(WHAT YOU WILL DO):
Search the records for the word "retweets" and copy each line in which it appears.

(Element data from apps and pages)

============

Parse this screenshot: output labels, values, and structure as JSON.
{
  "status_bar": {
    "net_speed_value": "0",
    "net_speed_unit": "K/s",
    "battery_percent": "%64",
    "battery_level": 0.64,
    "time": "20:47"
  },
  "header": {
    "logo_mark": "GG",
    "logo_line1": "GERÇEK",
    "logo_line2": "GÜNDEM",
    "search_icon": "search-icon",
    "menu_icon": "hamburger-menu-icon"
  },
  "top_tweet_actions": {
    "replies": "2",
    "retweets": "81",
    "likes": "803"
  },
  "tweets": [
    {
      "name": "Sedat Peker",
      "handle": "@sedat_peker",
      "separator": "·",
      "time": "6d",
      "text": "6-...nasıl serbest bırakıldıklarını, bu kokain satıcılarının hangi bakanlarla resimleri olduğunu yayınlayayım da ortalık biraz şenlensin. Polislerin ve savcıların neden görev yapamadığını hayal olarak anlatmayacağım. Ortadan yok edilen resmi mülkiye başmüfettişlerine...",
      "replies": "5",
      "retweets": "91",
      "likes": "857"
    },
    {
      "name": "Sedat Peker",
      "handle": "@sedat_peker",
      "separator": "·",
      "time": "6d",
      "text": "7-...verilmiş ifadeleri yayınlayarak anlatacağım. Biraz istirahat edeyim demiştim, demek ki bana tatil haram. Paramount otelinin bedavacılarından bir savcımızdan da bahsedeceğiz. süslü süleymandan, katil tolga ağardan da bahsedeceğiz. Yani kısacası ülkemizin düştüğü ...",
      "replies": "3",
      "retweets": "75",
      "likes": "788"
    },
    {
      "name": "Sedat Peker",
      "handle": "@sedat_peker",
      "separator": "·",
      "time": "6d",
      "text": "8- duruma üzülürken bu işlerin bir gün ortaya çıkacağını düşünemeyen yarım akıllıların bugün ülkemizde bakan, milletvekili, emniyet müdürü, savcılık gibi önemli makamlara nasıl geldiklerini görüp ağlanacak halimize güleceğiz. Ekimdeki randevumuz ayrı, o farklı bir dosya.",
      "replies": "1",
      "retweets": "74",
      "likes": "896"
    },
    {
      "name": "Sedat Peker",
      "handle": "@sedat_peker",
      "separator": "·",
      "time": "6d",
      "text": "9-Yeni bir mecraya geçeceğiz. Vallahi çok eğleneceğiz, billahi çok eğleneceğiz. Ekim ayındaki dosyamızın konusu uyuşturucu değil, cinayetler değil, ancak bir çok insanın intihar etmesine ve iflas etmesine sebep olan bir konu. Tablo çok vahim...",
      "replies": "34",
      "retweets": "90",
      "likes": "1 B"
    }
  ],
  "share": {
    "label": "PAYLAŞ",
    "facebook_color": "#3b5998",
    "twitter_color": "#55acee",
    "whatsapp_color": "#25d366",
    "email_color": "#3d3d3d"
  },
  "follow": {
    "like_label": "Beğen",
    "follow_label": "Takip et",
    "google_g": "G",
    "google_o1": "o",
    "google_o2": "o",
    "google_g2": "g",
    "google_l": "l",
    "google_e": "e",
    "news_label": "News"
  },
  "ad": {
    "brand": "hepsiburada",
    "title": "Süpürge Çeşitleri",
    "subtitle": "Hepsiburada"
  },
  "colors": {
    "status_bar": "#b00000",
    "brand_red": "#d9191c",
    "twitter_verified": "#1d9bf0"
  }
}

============

(TASK RESULT):
    "retweets": "81",
      "retweets": "91",
      "retweets": "75",
      "retweets": "74",
      "retweets": "90",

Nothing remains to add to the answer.